Records provided:
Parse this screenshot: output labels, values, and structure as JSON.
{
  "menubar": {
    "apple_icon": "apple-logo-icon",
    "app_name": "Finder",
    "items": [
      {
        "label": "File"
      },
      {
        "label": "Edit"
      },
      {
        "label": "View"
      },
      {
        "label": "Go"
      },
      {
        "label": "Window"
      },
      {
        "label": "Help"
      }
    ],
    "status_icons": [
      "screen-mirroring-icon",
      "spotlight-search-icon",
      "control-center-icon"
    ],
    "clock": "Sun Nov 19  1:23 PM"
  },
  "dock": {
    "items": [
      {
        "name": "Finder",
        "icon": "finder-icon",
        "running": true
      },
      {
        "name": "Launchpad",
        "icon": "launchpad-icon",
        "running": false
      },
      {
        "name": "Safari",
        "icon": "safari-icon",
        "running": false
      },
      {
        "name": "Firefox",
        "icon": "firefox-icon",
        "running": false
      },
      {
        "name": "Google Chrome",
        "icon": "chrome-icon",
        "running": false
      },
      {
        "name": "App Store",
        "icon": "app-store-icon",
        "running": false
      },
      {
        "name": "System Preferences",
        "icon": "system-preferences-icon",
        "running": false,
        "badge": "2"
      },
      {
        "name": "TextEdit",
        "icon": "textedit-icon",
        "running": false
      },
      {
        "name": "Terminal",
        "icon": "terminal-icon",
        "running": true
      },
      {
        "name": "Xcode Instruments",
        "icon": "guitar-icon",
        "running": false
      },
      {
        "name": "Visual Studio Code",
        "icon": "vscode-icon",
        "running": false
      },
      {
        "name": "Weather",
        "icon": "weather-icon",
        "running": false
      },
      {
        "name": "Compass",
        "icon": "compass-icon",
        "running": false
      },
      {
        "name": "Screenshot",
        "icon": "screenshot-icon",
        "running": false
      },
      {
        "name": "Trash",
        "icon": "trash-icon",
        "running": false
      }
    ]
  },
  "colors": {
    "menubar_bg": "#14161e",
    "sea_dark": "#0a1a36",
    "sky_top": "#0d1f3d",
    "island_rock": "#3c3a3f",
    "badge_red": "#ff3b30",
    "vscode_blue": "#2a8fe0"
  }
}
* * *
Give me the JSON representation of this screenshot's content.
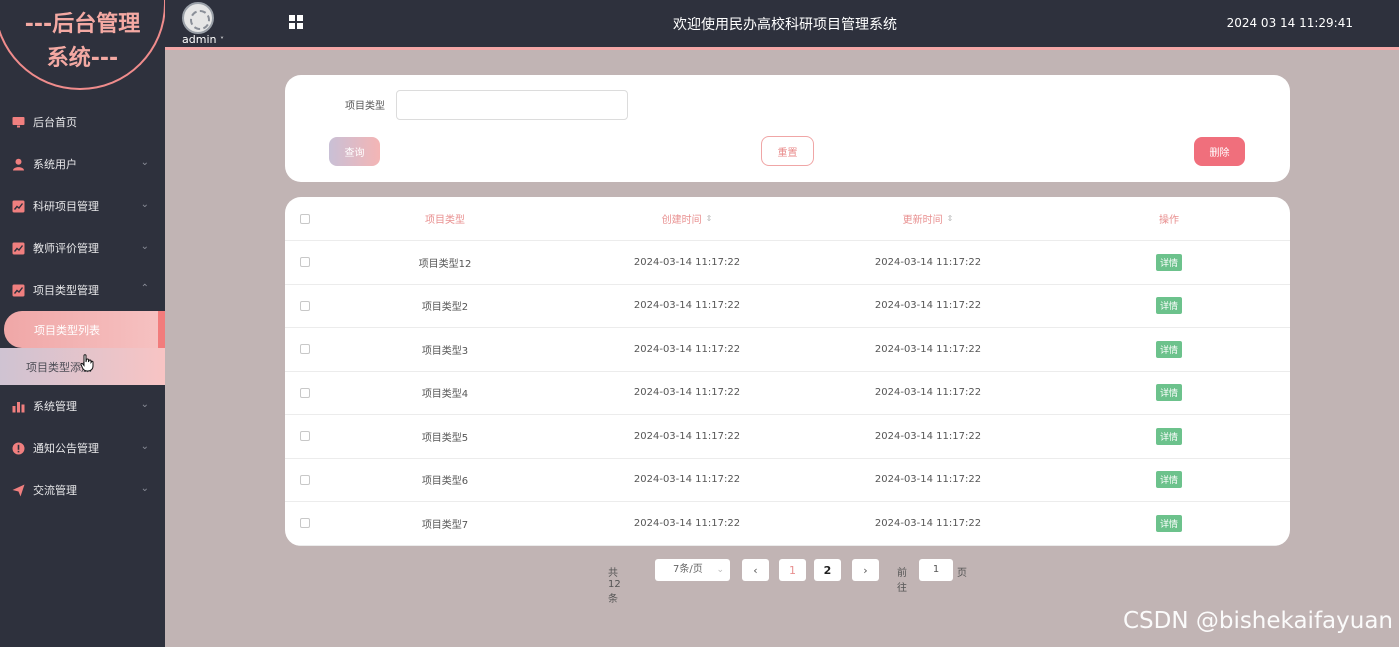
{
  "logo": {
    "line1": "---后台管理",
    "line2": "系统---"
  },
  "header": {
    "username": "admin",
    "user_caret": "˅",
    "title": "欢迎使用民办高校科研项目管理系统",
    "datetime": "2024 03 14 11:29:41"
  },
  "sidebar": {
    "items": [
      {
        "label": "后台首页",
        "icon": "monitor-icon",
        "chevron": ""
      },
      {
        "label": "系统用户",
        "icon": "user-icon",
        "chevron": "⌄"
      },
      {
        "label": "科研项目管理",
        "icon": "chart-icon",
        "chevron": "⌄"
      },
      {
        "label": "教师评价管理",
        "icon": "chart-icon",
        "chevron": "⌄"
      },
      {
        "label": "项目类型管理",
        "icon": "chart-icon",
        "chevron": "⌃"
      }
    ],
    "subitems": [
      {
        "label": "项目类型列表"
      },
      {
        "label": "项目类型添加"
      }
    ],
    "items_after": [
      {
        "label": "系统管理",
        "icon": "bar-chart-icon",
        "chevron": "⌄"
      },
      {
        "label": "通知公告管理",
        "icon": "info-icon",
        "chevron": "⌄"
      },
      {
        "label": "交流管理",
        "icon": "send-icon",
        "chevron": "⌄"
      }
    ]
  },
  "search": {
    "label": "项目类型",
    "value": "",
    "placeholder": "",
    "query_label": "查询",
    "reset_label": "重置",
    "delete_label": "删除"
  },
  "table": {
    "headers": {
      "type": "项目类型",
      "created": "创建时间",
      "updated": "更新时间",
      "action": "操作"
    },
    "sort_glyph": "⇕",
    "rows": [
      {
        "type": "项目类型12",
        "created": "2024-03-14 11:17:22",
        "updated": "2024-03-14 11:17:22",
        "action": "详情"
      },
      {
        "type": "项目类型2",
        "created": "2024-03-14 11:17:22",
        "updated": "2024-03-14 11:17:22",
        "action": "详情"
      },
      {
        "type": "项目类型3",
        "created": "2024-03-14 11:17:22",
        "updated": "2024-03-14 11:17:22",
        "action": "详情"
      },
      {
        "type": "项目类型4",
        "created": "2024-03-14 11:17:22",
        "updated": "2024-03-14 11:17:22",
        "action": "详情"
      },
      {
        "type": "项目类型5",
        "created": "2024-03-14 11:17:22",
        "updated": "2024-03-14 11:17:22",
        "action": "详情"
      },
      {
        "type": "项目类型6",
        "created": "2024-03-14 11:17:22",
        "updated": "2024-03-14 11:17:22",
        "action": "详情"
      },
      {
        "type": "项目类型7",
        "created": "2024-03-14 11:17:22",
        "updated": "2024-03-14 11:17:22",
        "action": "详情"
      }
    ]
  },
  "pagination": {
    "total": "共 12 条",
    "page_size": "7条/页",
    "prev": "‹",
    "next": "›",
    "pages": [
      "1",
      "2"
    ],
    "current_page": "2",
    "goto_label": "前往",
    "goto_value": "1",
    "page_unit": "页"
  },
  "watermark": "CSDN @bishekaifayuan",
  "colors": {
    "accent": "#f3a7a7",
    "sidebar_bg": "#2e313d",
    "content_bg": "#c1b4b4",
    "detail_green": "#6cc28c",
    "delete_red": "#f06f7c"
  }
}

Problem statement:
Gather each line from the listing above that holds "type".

Answer for this exercise:
      "type": "项目类型",
        "type": "项目类型12",
        "type": "项目类型2",
        "type": "项目类型3",
        "type": "项目类型4",
        "type": "项目类型5",
        "type": "项目类型6",
        "type": "项目类型7",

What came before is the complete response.